I want to highlight a recent story about a tax experiment going on in Europe, because it’s a classic example of the disconnect between tax projections and actual reality. Real life tax policy doesn’t occur in a vacuum; instead, people change their behavior whenever new taxes are introduced. Hungary, France, and Italy have all implemented new “financial transaction taxes” (FTT), which simply is a small percentage tax on each purchase or sell of financial securities. In each case, the revenue these FTT generated was far below the amounts promised. Given the opportunity, investors will simply change their behavior by making the same transactions on a different country’s stock exchange.

The bigger point, I believe, is that any time a politician claims that this or that new tax will generate a certain level of revenue, we can be justifiably skeptical.

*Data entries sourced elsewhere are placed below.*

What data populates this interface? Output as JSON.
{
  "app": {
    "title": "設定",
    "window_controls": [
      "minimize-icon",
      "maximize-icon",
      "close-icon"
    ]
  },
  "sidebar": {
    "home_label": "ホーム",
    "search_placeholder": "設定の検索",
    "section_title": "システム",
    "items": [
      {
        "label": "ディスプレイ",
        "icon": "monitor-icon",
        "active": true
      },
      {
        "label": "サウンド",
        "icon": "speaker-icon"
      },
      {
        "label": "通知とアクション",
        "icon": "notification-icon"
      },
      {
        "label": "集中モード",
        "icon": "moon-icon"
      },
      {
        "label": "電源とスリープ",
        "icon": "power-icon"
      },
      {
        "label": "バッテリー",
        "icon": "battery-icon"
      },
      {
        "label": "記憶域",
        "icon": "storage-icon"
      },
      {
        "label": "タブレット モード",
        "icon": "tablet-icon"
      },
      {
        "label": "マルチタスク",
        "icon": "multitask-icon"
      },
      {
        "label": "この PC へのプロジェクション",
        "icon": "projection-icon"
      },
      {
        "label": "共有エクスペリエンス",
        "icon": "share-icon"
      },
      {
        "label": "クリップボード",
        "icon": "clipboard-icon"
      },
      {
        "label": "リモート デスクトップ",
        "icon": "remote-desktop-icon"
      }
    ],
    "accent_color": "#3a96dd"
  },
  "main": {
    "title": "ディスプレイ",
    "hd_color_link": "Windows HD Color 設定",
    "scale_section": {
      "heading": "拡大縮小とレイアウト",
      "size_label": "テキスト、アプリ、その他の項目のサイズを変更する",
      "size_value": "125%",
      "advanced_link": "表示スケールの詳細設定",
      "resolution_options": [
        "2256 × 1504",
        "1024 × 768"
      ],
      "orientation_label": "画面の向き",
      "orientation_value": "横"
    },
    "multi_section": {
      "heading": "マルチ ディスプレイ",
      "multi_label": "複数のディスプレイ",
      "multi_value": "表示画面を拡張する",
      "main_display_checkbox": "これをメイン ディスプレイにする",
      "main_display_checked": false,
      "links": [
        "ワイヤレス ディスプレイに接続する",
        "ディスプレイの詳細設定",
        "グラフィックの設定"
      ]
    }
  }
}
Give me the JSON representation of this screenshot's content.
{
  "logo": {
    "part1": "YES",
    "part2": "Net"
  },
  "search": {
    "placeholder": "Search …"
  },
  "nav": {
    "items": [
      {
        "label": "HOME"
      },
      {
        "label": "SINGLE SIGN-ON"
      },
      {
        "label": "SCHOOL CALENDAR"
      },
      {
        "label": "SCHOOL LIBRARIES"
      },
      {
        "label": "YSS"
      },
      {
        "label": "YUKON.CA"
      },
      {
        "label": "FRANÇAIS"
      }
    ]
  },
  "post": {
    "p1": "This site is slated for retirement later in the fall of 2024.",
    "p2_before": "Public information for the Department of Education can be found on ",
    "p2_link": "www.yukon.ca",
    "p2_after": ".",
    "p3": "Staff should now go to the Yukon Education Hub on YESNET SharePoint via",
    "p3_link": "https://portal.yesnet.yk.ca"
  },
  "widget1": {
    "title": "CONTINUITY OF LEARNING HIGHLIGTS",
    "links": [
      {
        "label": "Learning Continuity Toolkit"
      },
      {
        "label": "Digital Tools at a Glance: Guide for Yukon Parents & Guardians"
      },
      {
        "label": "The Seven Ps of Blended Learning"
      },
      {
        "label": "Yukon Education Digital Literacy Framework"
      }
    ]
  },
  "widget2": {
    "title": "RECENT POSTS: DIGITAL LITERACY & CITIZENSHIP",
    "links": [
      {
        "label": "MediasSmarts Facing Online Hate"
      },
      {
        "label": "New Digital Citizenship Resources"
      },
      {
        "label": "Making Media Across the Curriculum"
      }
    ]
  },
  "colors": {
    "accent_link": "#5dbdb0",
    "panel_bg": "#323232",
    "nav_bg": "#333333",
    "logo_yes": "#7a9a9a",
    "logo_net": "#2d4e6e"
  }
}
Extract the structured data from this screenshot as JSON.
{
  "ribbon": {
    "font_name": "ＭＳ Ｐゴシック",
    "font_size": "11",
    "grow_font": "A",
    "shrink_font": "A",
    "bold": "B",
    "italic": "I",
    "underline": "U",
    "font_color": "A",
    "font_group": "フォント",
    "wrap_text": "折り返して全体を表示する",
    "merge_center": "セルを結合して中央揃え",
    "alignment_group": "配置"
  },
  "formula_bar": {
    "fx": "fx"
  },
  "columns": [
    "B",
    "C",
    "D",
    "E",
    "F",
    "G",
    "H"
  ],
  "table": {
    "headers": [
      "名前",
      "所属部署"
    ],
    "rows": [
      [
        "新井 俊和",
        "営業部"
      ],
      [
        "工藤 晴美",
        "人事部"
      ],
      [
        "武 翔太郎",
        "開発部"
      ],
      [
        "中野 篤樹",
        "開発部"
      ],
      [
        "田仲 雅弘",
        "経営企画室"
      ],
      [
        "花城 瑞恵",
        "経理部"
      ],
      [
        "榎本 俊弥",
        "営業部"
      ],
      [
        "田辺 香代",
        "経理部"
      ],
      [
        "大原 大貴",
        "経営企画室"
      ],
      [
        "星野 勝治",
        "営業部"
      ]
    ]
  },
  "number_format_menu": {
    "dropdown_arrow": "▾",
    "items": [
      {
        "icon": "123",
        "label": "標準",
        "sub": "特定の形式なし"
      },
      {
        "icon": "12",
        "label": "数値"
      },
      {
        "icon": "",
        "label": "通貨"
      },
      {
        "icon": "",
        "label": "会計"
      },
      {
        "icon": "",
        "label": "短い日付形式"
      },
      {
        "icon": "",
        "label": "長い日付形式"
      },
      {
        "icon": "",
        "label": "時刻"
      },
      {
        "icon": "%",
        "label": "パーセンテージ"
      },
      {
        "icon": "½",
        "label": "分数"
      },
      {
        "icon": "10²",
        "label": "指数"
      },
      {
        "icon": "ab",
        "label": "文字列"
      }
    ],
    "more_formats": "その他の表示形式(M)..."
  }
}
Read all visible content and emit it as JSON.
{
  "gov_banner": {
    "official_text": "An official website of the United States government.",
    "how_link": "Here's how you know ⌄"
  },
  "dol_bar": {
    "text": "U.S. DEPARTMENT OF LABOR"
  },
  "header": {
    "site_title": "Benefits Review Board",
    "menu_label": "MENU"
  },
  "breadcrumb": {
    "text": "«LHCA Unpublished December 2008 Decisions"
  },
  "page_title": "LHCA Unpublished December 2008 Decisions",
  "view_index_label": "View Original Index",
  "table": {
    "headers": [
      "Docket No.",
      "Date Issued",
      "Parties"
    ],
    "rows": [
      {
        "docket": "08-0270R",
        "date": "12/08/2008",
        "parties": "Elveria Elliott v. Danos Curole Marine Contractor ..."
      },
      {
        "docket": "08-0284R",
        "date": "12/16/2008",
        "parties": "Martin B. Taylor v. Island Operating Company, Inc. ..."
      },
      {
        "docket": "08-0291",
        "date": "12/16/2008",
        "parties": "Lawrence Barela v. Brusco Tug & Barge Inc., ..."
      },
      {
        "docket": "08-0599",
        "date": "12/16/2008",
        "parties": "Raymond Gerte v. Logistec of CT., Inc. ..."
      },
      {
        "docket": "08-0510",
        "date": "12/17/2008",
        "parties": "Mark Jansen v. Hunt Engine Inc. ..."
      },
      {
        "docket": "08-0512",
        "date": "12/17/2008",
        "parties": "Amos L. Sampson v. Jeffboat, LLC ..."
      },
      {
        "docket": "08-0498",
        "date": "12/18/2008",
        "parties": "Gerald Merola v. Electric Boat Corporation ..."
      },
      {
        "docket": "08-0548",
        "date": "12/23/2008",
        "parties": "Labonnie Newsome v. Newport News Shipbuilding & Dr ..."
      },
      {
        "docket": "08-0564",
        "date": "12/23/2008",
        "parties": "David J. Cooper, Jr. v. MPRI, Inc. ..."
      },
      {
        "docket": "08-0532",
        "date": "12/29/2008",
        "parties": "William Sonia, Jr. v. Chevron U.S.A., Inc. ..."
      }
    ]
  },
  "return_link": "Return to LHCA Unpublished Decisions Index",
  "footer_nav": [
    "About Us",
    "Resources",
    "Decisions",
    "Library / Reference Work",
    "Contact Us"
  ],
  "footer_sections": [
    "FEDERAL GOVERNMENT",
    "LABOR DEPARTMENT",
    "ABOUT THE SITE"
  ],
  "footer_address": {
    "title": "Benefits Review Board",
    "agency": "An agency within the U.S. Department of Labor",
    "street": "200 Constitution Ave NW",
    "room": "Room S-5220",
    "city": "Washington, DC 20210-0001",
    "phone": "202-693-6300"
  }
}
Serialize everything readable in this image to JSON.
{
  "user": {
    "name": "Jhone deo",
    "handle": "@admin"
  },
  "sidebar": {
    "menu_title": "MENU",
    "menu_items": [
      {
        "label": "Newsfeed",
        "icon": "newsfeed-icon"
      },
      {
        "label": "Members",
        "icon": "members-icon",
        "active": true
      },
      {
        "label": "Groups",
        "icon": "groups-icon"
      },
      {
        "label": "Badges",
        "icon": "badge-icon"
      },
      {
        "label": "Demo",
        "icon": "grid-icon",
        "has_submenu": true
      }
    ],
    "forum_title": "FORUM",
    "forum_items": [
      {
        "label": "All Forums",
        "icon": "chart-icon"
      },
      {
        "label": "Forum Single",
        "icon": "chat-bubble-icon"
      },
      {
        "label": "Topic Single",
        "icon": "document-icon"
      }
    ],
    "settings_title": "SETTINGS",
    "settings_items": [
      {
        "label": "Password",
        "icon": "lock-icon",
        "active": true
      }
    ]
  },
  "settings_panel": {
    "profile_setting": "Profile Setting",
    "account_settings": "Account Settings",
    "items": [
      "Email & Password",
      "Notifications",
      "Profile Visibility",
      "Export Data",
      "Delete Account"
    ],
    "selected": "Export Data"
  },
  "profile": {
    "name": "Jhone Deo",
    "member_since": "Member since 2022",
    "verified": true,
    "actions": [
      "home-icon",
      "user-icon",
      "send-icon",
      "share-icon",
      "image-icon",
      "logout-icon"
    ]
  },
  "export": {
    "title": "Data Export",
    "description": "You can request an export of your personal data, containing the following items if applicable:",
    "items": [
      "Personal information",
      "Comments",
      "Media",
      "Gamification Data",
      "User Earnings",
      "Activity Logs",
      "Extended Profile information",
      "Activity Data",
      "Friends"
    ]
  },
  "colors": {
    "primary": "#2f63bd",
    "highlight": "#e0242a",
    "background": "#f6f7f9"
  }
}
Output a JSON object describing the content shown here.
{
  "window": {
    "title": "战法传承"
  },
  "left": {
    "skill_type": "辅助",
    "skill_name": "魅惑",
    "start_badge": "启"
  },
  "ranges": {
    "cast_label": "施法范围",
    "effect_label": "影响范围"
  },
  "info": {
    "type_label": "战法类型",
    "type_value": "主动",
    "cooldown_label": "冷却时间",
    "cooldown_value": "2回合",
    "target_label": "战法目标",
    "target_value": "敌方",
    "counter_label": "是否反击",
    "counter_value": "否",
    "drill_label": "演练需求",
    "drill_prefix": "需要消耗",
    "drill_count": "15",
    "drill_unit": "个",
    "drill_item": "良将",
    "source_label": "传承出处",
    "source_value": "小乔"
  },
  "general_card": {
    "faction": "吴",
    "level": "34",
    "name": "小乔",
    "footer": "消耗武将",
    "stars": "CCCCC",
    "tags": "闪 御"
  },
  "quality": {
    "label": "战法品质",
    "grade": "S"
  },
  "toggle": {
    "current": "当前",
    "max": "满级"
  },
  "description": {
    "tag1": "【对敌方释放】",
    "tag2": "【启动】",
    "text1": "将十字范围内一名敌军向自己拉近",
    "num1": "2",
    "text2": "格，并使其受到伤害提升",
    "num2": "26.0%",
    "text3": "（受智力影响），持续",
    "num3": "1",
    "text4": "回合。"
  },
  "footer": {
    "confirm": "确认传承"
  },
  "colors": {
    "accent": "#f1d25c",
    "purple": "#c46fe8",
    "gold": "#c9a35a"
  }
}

Transaction Tax Missing Its Targets

by Tim Wallace

TOUGH taxes on financial transactions across Europe have devastated market activity and failed to raise as much as politicians hoped, according to new figures out yesterday.

Hungary implemented a 0.1 per cent tax at the start of the year.

But it raised less than half the revenue the state had hoped for, bringing in 13bn Hungarian Forints (£36m) in January.

The poor showing comes as 11 EU countries push to implement a financial transactions tax (FTT) on shares, bonds and derivatives.

France forged ahead on its own, introducing a 0.2 per cent tax on sales of shares of major firms. But that only raised €200m (£169.4m) from August to November, well below to €530m expected.

And Italy launched its FTT this month. Figures from TMF Group suggest it has cut trading volumes by 38 per cent already, while German and Spanish volumes rose.

“The introduction of FTT in Hungary is not going as planned, and many of the assumptions promoted by the proponents of the EU-11 regime will be put into question,” said TMF Group’s Richard Asquith.

The UK opposes the plan with chancellor George Osborne arguing trading will move overseas unless any such tax is global rather than restricted to the EU only.